*Data to use*.
╭──

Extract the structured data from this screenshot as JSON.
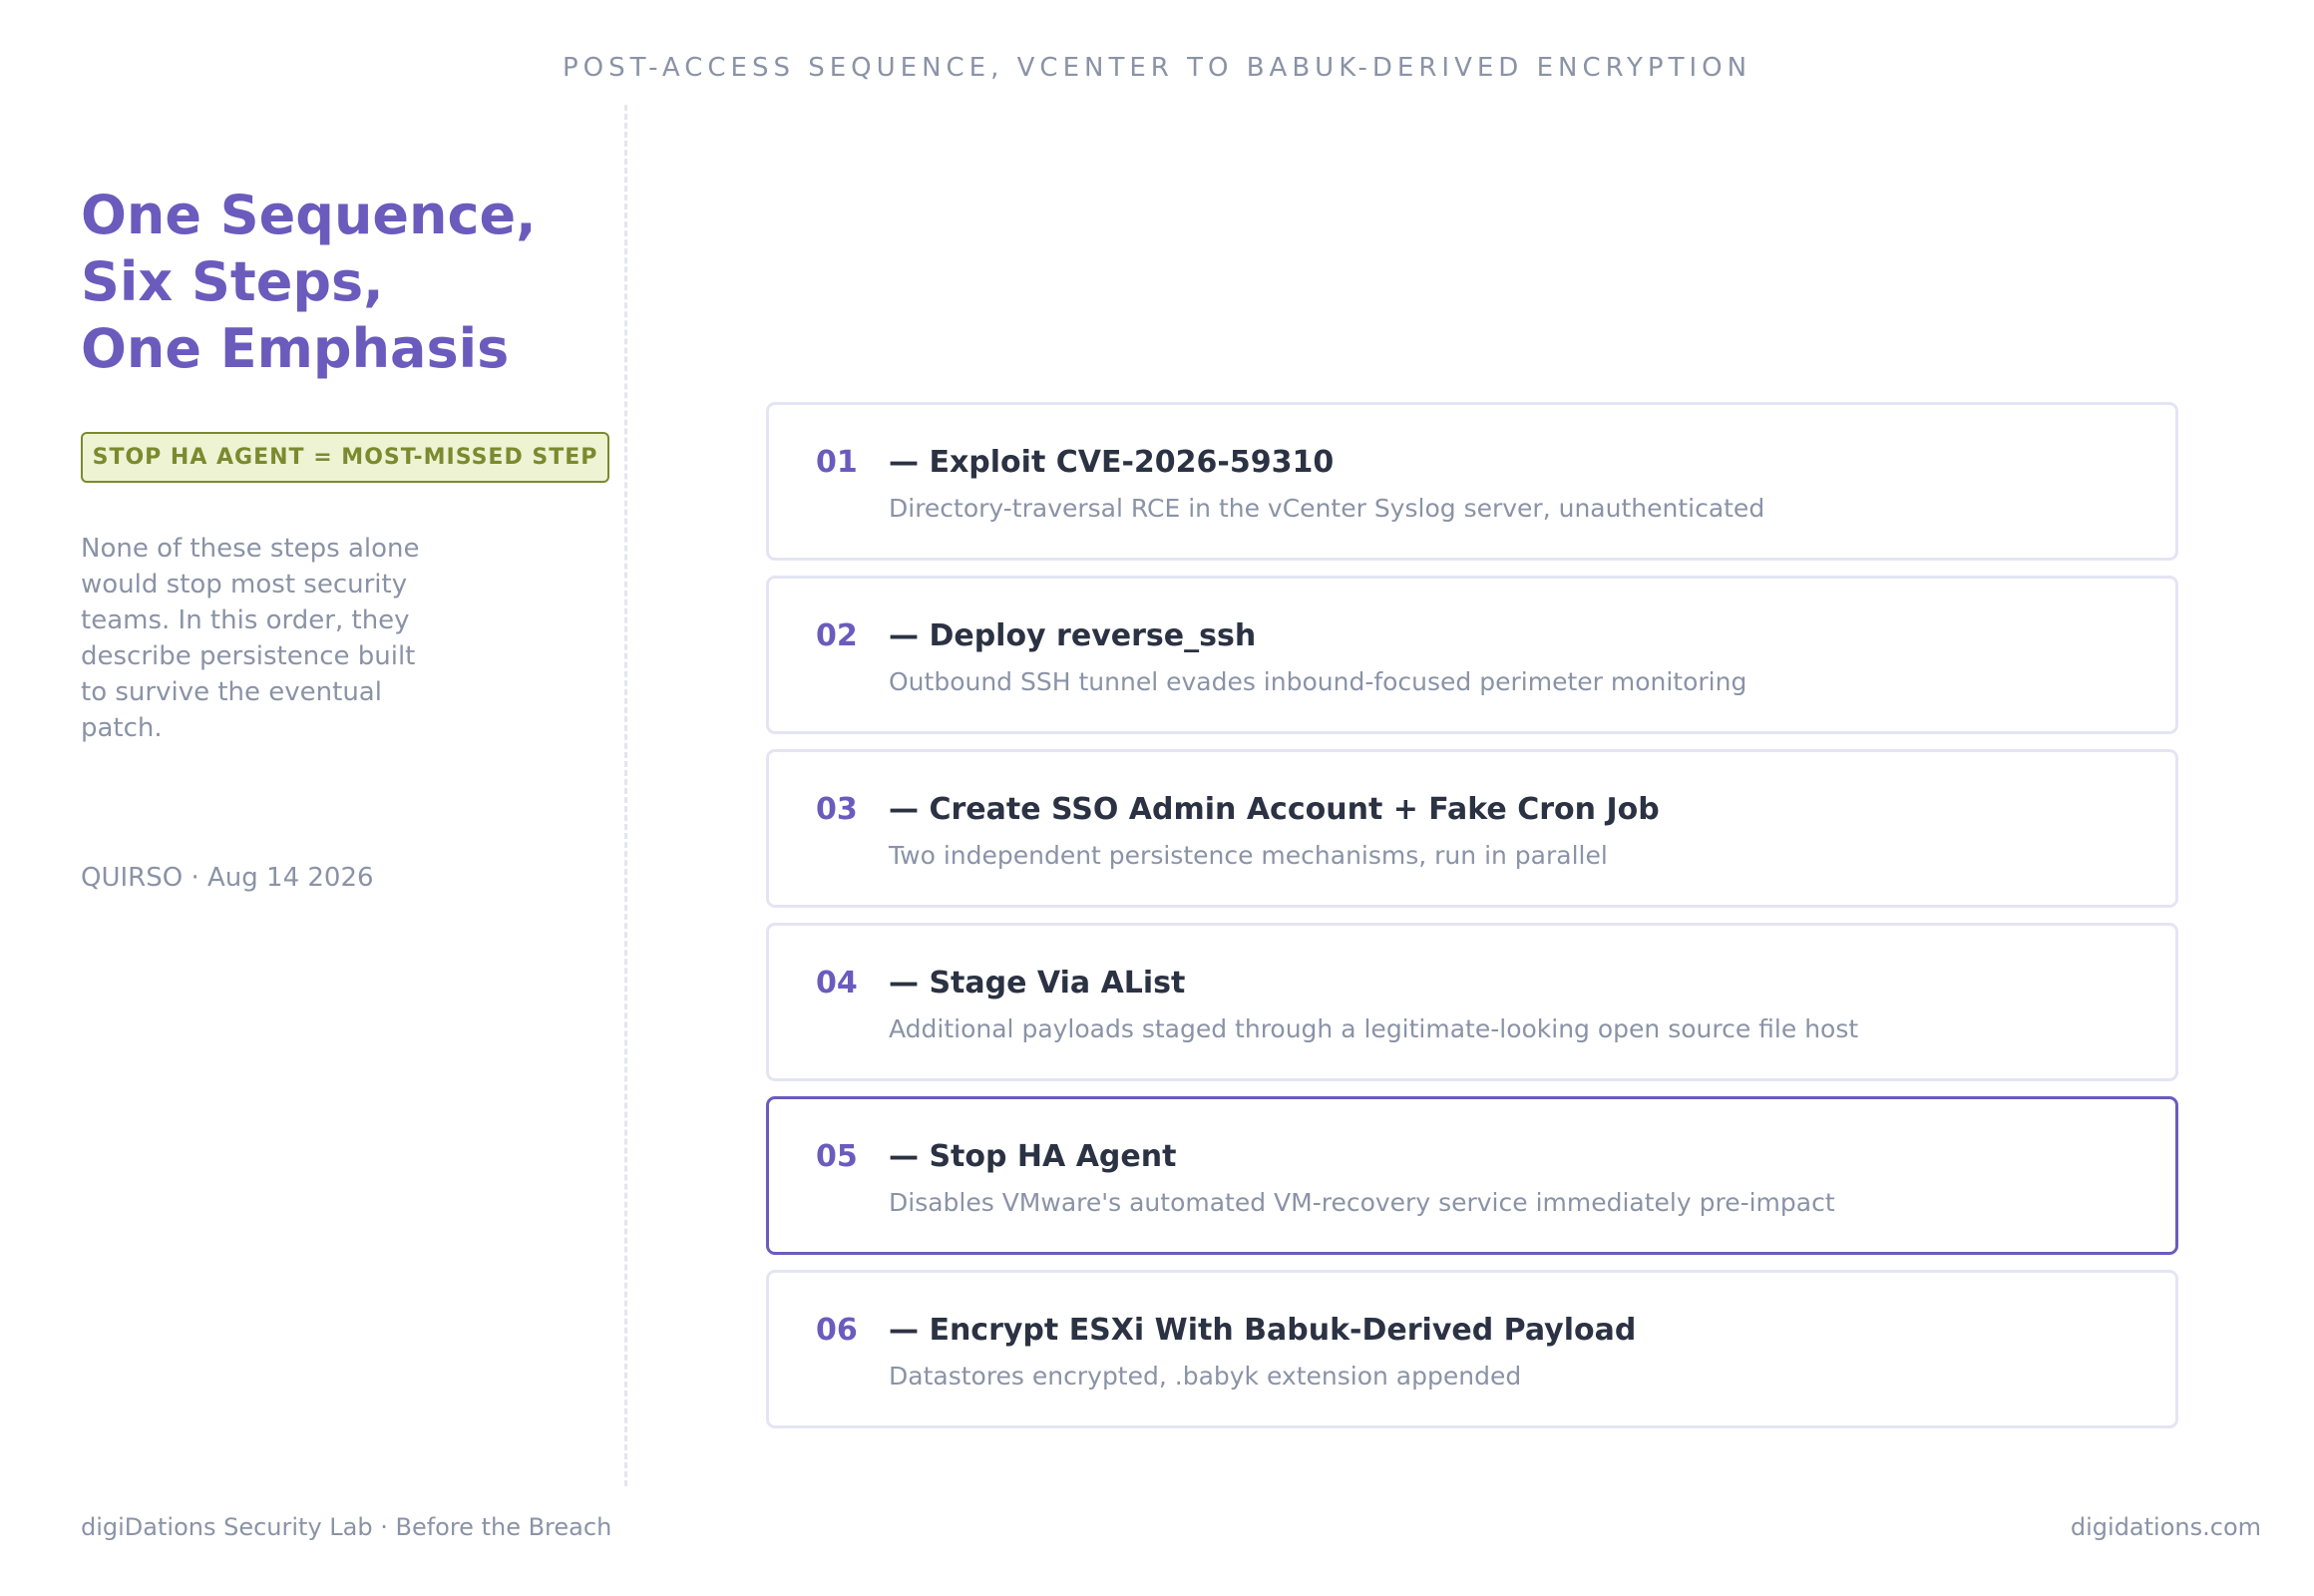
{
  "header": {
    "caption": "POST-ACCESS SEQUENCE, VCENTER TO BABUK-DERIVED ENCRYPTION"
  },
  "sidebar": {
    "title_lines": [
      "One Sequence,",
      "Six Steps,",
      "One Emphasis"
    ],
    "badge": "STOP HA AGENT = MOST-MISSED STEP",
    "description": "None of these steps alone would stop most security teams. In this order, they describe persistence built to survive the eventual patch.",
    "date_line": "QUIRSO · Aug 14 2026"
  },
  "steps": [
    {
      "number": "01",
      "title": "— Exploit CVE-2026-59310",
      "description": "Directory-traversal RCE in the vCenter Syslog server, unauthenticated",
      "highlighted": false
    },
    {
      "number": "02",
      "title": "— Deploy reverse_ssh",
      "description": "Outbound SSH tunnel evades inbound-focused perimeter monitoring",
      "highlighted": false
    },
    {
      "number": "03",
      "title": "— Create SSO Admin Account + Fake Cron Job",
      "description": "Two independent persistence mechanisms, run in parallel",
      "highlighted": false
    },
    {
      "number": "04",
      "title": "— Stage Via AList",
      "description": "Additional payloads staged through a legitimate-looking open source file host",
      "highlighted": false
    },
    {
      "number": "05",
      "title": "— Stop HA Agent",
      "description": "Disables VMware's automated VM-recovery service immediately pre-impact",
      "highlighted": true
    },
    {
      "number": "06",
      "title": "— Encrypt ESXi With Babuk-Derived Payload",
      "description": "Datastores encrypted, .babyk extension appended",
      "highlighted": false
    }
  ],
  "footer": {
    "left": "digiDations Security Lab · Before the Breach",
    "right": "digidations.com"
  },
  "colors": {
    "accent": "#6b5bbd",
    "badge_text": "#7b8a2e",
    "badge_bg": "#eef3d4",
    "muted_text": "#8a93a6",
    "dark_text": "#2b3243",
    "card_border": "#e3e5f4"
  }
}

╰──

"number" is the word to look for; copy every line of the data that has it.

*Task answer*.
      "number": "01",
      "number": "02",
      "number": "03",
      "number": "04",
      "number": "05",
      "number": "06",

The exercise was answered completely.